Thursday, March 20, 2014

Royalties and Vegetables

Two years ago I took a course on digital books. It turned out to be quite a disappointment and I left half way through, but nevertheless, that was where my book was born. 
For one of our first meetings we were asked to pick a story and create a storyboard for it, which was to be the first step in creating a book out of that story. I was very excited about the possibility that I could create an interactive book for tablets with no experience in apps or coding, so I treated the mission of picking a story very seriously. I found this online list of characters, stories and authors for which copyrights have expired. The item "Fairy Tales by Hans Christian Anderson" was just what I was looking for. Fairy Tales were my favourite kind of story as a kid. I could not be happier than when my mind was wrapped up in a world where everything was possible and no harm could come to me. To this day I'm constantly amazed at what magical inventions the human mind is capable of given the possibility of what if...

Hans Christian Anderson is best remembered for his fairy tales, but he was also a writer of plays, travelogues, novels and poems. His story "The princess and the pea" was published for the first time in 1835. It was part of a volume of fairy tales which also included "Thumbalina" "The little mermaid" and "The emperor's new clothes". I've always loved the image of the princess on top of that crazy pile of mattresses and thought the pea was a super clever idea. There's something about a very small thing influencing a very large thing that always captures the imagination. In fact, put any two opposites together and you've got a story: Rich man - Poor Man, City mouse - Country mouse and so on. Royalty and small vegetables are opposites in so many ways it brings a comic element to it all. It's also very interesting that the test of a true princess is her sensitivity, not her amazing riches or long blond hair or even her talent to rule. I like that.
photo by Dismas found on Wikipedia
According to Wikipedia, Andersen had heard the story as a child, and it likely has its source in folk material, but apparently he changed it quite a bit. For example, the heroin of the only known Scandinavian folk tale involving people and peas was an orphan. Of course, a princess is a much better imagination-hooking-match for a pea, just as an orphan and a crown would be.
"The princess and the pea" is a short tale, but it has a series of basic elements which became the cornerstones of my story. I re-named my version "One Tiny Pea" to make it clear that it is a new creation, not entirely faithful to the original in some details and with my own ideas and understandings of the original text.
One issue I tried to deal with in my text was the issue of "the true princess". I tried to imagine what the un-true princesses should be like and this is what I came up with:
"One princess he found was tormenting a rat,
Another believed the world is flat,
A third one was only concerned for her looks,
A fourth had a passionate hatred of books,
And on and on, the entire world round,
The right princess could not be found."

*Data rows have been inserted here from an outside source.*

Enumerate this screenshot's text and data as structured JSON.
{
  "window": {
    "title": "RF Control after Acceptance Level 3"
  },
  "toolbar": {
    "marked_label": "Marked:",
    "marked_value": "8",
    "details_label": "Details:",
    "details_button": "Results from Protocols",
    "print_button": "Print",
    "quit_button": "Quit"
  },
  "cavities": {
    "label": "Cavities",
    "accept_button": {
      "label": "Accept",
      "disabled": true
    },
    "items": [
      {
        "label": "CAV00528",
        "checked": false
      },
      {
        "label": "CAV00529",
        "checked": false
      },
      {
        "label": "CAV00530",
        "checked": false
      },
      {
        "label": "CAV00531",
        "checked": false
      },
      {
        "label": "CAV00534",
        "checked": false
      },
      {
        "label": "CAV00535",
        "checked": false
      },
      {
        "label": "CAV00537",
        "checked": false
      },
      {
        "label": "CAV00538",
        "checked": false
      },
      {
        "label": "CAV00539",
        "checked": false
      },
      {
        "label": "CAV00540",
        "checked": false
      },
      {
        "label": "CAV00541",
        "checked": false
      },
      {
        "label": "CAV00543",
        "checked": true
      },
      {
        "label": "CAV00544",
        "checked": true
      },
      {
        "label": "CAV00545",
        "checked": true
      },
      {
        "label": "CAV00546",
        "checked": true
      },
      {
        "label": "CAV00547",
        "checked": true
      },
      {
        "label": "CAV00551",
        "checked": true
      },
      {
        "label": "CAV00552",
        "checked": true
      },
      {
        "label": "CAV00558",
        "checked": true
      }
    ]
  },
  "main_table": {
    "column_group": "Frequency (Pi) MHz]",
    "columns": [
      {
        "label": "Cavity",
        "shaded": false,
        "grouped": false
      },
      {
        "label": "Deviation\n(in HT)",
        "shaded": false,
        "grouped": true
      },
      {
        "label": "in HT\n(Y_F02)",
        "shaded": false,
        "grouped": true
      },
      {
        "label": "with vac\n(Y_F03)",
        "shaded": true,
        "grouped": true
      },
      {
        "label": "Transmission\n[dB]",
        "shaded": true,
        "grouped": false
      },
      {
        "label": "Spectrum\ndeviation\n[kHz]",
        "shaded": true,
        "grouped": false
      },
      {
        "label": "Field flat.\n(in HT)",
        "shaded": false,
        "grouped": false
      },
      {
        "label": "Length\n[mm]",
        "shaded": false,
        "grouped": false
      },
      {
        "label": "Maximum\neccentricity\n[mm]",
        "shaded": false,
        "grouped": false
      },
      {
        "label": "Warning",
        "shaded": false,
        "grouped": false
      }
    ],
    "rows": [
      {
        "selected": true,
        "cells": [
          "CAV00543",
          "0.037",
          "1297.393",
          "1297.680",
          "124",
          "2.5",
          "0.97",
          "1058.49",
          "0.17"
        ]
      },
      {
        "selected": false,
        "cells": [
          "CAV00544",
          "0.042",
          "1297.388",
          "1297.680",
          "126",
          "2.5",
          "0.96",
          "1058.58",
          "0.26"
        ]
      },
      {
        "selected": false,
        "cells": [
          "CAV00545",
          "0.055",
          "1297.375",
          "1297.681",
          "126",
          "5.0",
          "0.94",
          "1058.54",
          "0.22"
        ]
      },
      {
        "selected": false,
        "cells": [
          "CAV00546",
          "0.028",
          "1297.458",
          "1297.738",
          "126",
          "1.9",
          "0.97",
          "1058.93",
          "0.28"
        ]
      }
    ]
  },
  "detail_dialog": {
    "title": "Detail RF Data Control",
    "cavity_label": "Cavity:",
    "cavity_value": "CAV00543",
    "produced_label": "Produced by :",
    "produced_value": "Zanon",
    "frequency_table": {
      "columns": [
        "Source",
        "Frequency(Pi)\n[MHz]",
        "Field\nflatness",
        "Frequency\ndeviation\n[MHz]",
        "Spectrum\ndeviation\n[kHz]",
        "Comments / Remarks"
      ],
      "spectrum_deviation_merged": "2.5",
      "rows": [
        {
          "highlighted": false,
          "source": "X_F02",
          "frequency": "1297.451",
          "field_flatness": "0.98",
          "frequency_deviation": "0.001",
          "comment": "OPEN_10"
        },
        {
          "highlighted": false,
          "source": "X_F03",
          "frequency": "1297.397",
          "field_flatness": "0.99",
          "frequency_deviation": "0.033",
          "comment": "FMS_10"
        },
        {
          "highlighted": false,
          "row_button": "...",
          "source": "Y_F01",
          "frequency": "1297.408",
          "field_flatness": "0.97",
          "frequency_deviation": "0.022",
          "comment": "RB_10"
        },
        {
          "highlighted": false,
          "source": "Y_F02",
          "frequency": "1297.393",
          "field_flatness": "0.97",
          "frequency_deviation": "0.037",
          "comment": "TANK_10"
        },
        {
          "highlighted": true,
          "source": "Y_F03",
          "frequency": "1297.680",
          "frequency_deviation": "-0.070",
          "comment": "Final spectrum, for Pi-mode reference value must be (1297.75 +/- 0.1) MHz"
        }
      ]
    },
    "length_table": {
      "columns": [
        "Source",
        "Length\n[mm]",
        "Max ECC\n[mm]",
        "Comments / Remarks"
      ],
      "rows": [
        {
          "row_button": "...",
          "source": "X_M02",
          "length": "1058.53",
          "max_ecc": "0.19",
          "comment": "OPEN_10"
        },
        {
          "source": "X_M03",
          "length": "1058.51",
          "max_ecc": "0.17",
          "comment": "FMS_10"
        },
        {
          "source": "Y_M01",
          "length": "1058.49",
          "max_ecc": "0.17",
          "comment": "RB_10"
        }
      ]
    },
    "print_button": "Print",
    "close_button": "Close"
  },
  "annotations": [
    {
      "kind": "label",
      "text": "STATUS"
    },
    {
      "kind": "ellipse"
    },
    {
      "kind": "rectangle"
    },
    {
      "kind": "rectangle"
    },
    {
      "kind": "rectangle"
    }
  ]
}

And what is the right princess like? I'm trying to bring a lot of character into the drawings, so that question will only be properly answered when they are finished. Of course, she is the opposite of all that :)

Saturday, March 8, 2014

Story Telling

There is nothing I love better than stories. I love them in books, movies and TV series, but most of all I love being read to. I'm quite willing to read to someone else if they will read to me in return, but I'd much rather be the listening party. I once fell in love with a guy mostly because he had the most pleasant voice and he read "Watership Down" to me on our first date. I will never be too old to enjoy stories read out loud, but today I'm just as happy if my boyfriend reads me the newspaper.

My absolute favourite person to listen to is my dad. I especially remember myself as a child rejoicing time and time again as we read "There are rocks in my socks! said the ox to the fox" and "Stand back! said the elephant, I'm going to sneeze!". The way the rhyming sounded like music rolling off his tongue and how we would laugh together at the funny parts and I could see he enjoyed the books just as much as me. Years later, when the Harry Potter books started coming out, there were a few times when my dad read the books to us in the living room. My mom, my younger brother and I spread ourselves out on the sofas and listened. Best kind of family fun I know.
When I decided to create my book app, I asked my dad to be my narrator and he gladly excepted the job. My brother is a musician so he had recording gear. We recorded three takes for each "scene" and as I listened to them all carefully and picked the best ones I tried to imagine the children who were about to enjoy my father's wonderful gift of story telling.

I'm so glad that recording him was one of the first things I did for my book. As soon as I had the entire narration there was no way I wouldn't complete everything else to get my book out there. It was given a soul, and now it's up to me to finish the body and give it life. I'm doing my best to do justice to the wonderful books I was raised on and create something that parents may enjoy together with their children.